What you need to do >> Each line of the data that mentions the string "connect" needs to be identified and copied.

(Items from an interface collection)

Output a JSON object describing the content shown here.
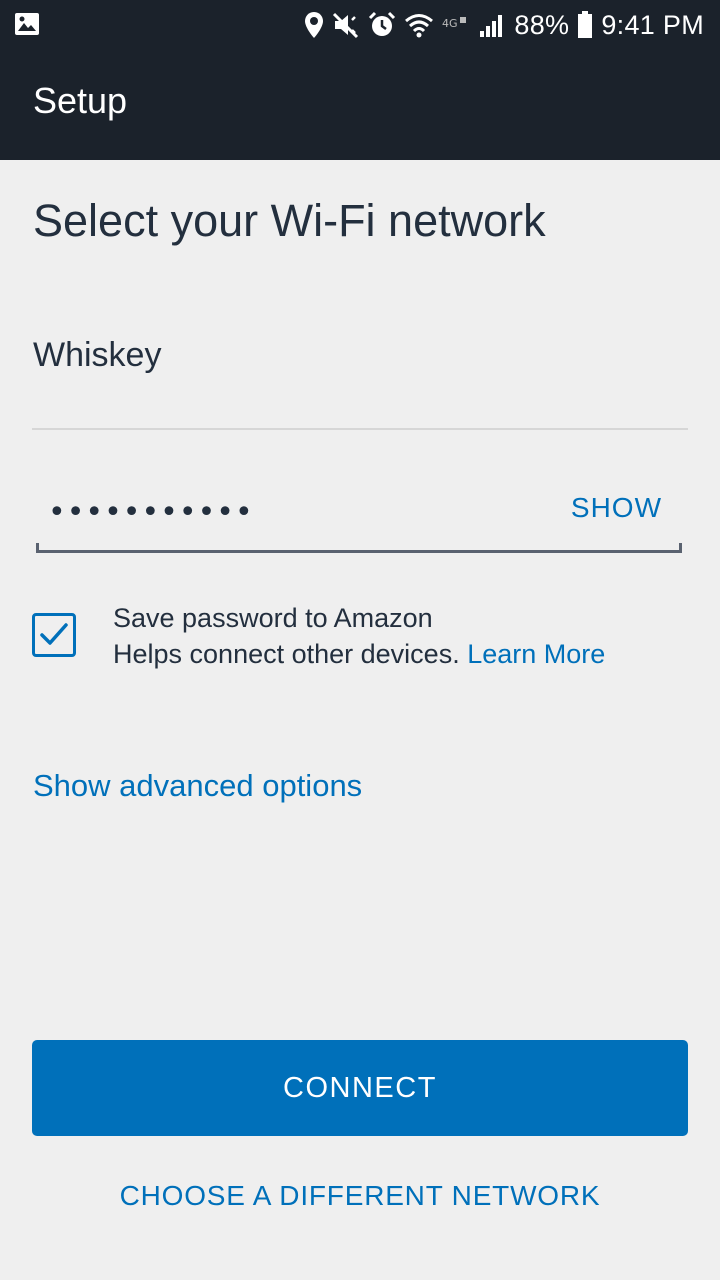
{
  "status_bar": {
    "battery": "88%",
    "time": "9:41 PM",
    "icons": [
      "image-icon",
      "location-icon",
      "mute-icon",
      "alarm-icon",
      "wifi-icon",
      "4g-icon",
      "signal-icon",
      "battery-icon"
    ]
  },
  "appbar": {
    "title": "Setup"
  },
  "main": {
    "heading": "Select your Wi-Fi network",
    "network_name": "Whiskey",
    "password": {
      "value": "•••••••••••",
      "show_label": "SHOW"
    },
    "save_password": {
      "checked": true,
      "title": "Save password to Amazon",
      "subtitle": "Helps connect other devices.",
      "link": "Learn More"
    },
    "advanced_link": "Show advanced options"
  },
  "actions": {
    "connect": "CONNECT",
    "different_network": "CHOOSE A DIFFERENT NETWORK"
  },
  "colors": {
    "bar": "#1b222b",
    "accent": "#0070ba",
    "background": "#efefef",
    "text": "#232f3e"
  }
}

Completed exercise >>
      "subtitle": "Helps connect other devices.",
    "connect": "CONNECT",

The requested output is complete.